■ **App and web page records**
┌──

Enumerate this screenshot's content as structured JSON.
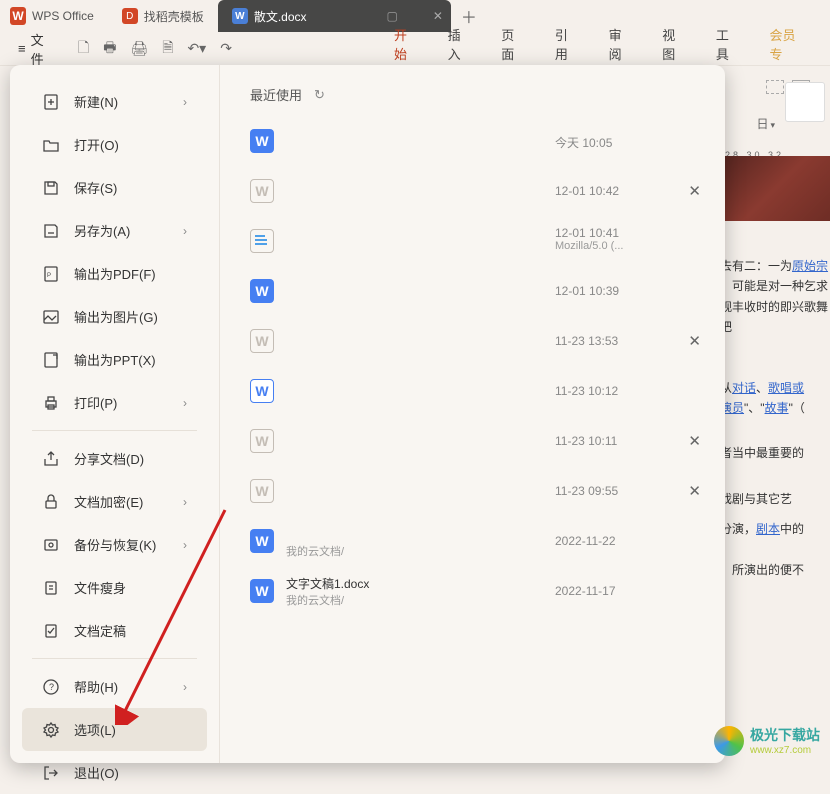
{
  "appTabs": [
    {
      "id": "wps",
      "label": "WPS Office",
      "iconType": "wps"
    },
    {
      "id": "docer",
      "label": "找稻壳模板",
      "iconType": "d-red"
    },
    {
      "id": "active",
      "label": "散文.docx",
      "iconType": "doc-blue",
      "active": true
    }
  ],
  "toolbar": {
    "fileLabel": "文件"
  },
  "menuTabs": [
    "开始",
    "插入",
    "页面",
    "引用",
    "审阅",
    "视图",
    "工具",
    "会员专"
  ],
  "activeMenuTab": "开始",
  "fileMenu": {
    "items": [
      {
        "id": "new",
        "label": "新建(N)",
        "hasArrow": true
      },
      {
        "id": "open",
        "label": "打开(O)"
      },
      {
        "id": "save",
        "label": "保存(S)"
      },
      {
        "id": "saveas",
        "label": "另存为(A)",
        "hasArrow": true
      },
      {
        "id": "pdf",
        "label": "输出为PDF(F)"
      },
      {
        "id": "pic",
        "label": "输出为图片(G)"
      },
      {
        "id": "ppt",
        "label": "输出为PPT(X)"
      },
      {
        "id": "print",
        "label": "打印(P)",
        "hasArrow": true
      },
      {
        "id": "share",
        "label": "分享文档(D)"
      },
      {
        "id": "encrypt",
        "label": "文档加密(E)",
        "hasArrow": true
      },
      {
        "id": "backup",
        "label": "备份与恢复(K)",
        "hasArrow": true
      },
      {
        "id": "slim",
        "label": "文件瘦身"
      },
      {
        "id": "final",
        "label": "文档定稿"
      },
      {
        "id": "help",
        "label": "帮助(H)",
        "hasArrow": true
      },
      {
        "id": "options",
        "label": "选项(L)",
        "selected": true
      },
      {
        "id": "exit",
        "label": "退出(O)"
      }
    ],
    "recentHeader": "最近使用",
    "recentFiles": [
      {
        "icon": "blue",
        "time": "今天 10:05",
        "blur": true
      },
      {
        "icon": "grey",
        "time": "12-01 10:42",
        "blur": true,
        "close": true
      },
      {
        "icon": "text",
        "time": "12-01 10:41",
        "time2": "Mozilla/5.0 (...",
        "blur": true
      },
      {
        "icon": "blue",
        "time": "12-01 10:39",
        "blur": true
      },
      {
        "icon": "grey",
        "time": "11-23 13:53",
        "blur": true,
        "close": true
      },
      {
        "icon": "outline",
        "time": "11-23 10:12",
        "blur": true
      },
      {
        "icon": "grey",
        "time": "11-23 10:11",
        "blur": true,
        "close": true
      },
      {
        "icon": "grey",
        "time": "11-23 09:55",
        "blur": true,
        "close": true
      },
      {
        "icon": "blue",
        "time": "2022-11-22",
        "path": "我的云文档/",
        "blur": true
      },
      {
        "icon": "blue",
        "name": "文字文稿1.docx",
        "path": "我的云文档/",
        "time": "2022-11-17"
      }
    ]
  },
  "bgText": {
    "ruler": "28   30   32",
    "l1": "去有二：一为",
    "l1link": "原始宗",
    "l2": "可能是对一种乞求",
    "l3": "观丰收时的即兴歌舞",
    "l4": "把",
    "l5": "从",
    "l5links": [
      "对话",
      "歌唱或"
    ],
    "l6links": [
      "演员",
      "故事"
    ],
    "l6suffix": "（",
    "l7": "者当中最重要的",
    "l8": "戏剧与其它艺",
    "l9": "分演，",
    "l9link": "剧本",
    "l9suffix": "中的",
    "l10": "，所演出的便不"
  },
  "rightTools": {
    "boxLabel": "日"
  },
  "watermark": {
    "title": "极光下载站",
    "sub": "www.xz7.com"
  }
}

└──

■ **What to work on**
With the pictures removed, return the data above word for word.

■ **Output of the task**
Enumerate this screenshot's content as structured JSON.
{
  "appTabs": [
    {
      "id": "wps",
      "label": "WPS Office",
      "iconType": "wps"
    },
    {
      "id": "docer",
      "label": "找稻壳模板",
      "iconType": "d-red"
    },
    {
      "id": "active",
      "label": "散文.docx",
      "iconType": "doc-blue",
      "active": true
    }
  ],
  "toolbar": {
    "fileLabel": "文件"
  },
  "menuTabs": [
    "开始",
    "插入",
    "页面",
    "引用",
    "审阅",
    "视图",
    "工具",
    "会员专"
  ],
  "activeMenuTab": "开始",
  "fileMenu": {
    "items": [
      {
        "id": "new",
        "label": "新建(N)",
        "hasArrow": true
      },
      {
        "id": "open",
        "label": "打开(O)"
      },
      {
        "id": "save",
        "label": "保存(S)"
      },
      {
        "id": "saveas",
        "label": "另存为(A)",
        "hasArrow": true
      },
      {
        "id": "pdf",
        "label": "输出为PDF(F)"
      },
      {
        "id": "pic",
        "label": "输出为图片(G)"
      },
      {
        "id": "ppt",
        "label": "输出为PPT(X)"
      },
      {
        "id": "print",
        "label": "打印(P)",
        "hasArrow": true
      },
      {
        "id": "share",
        "label": "分享文档(D)"
      },
      {
        "id": "encrypt",
        "label": "文档加密(E)",
        "hasArrow": true
      },
      {
        "id": "backup",
        "label": "备份与恢复(K)",
        "hasArrow": true
      },
      {
        "id": "slim",
        "label": "文件瘦身"
      },
      {
        "id": "final",
        "label": "文档定稿"
      },
      {
        "id": "help",
        "label": "帮助(H)",
        "hasArrow": true
      },
      {
        "id": "options",
        "label": "选项(L)",
        "selected": true
      },
      {
        "id": "exit",
        "label": "退出(O)"
      }
    ],
    "recentHeader": "最近使用",
    "recentFiles": [
      {
        "icon": "blue",
        "time": "今天 10:05",
        "blur": true
      },
      {
        "icon": "grey",
        "time": "12-01 10:42",
        "blur": true,
        "close": true
      },
      {
        "icon": "text",
        "time": "12-01 10:41",
        "time2": "Mozilla/5.0 (...",
        "blur": true
      },
      {
        "icon": "blue",
        "time": "12-01 10:39",
        "blur": true
      },
      {
        "icon": "grey",
        "time": "11-23 13:53",
        "blur": true,
        "close": true
      },
      {
        "icon": "outline",
        "time": "11-23 10:12",
        "blur": true
      },
      {
        "icon": "grey",
        "time": "11-23 10:11",
        "blur": true,
        "close": true
      },
      {
        "icon": "grey",
        "time": "11-23 09:55",
        "blur": true,
        "close": true
      },
      {
        "icon": "blue",
        "time": "2022-11-22",
        "path": "我的云文档/",
        "blur": true
      },
      {
        "icon": "blue",
        "name": "文字文稿1.docx",
        "path": "我的云文档/",
        "time": "2022-11-17"
      }
    ]
  },
  "bgText": {
    "ruler": "28   30   32",
    "l1": "去有二：一为",
    "l1link": "原始宗",
    "l2": "可能是对一种乞求",
    "l3": "观丰收时的即兴歌舞",
    "l4": "把",
    "l5": "从",
    "l5links": [
      "对话",
      "歌唱或"
    ],
    "l6links": [
      "演员",
      "故事"
    ],
    "l6suffix": "（",
    "l7": "者当中最重要的",
    "l8": "戏剧与其它艺",
    "l9": "分演，",
    "l9link": "剧本",
    "l9suffix": "中的",
    "l10": "，所演出的便不"
  },
  "rightTools": {
    "boxLabel": "日"
  },
  "watermark": {
    "title": "极光下载站",
    "sub": "www.xz7.com"
  }
}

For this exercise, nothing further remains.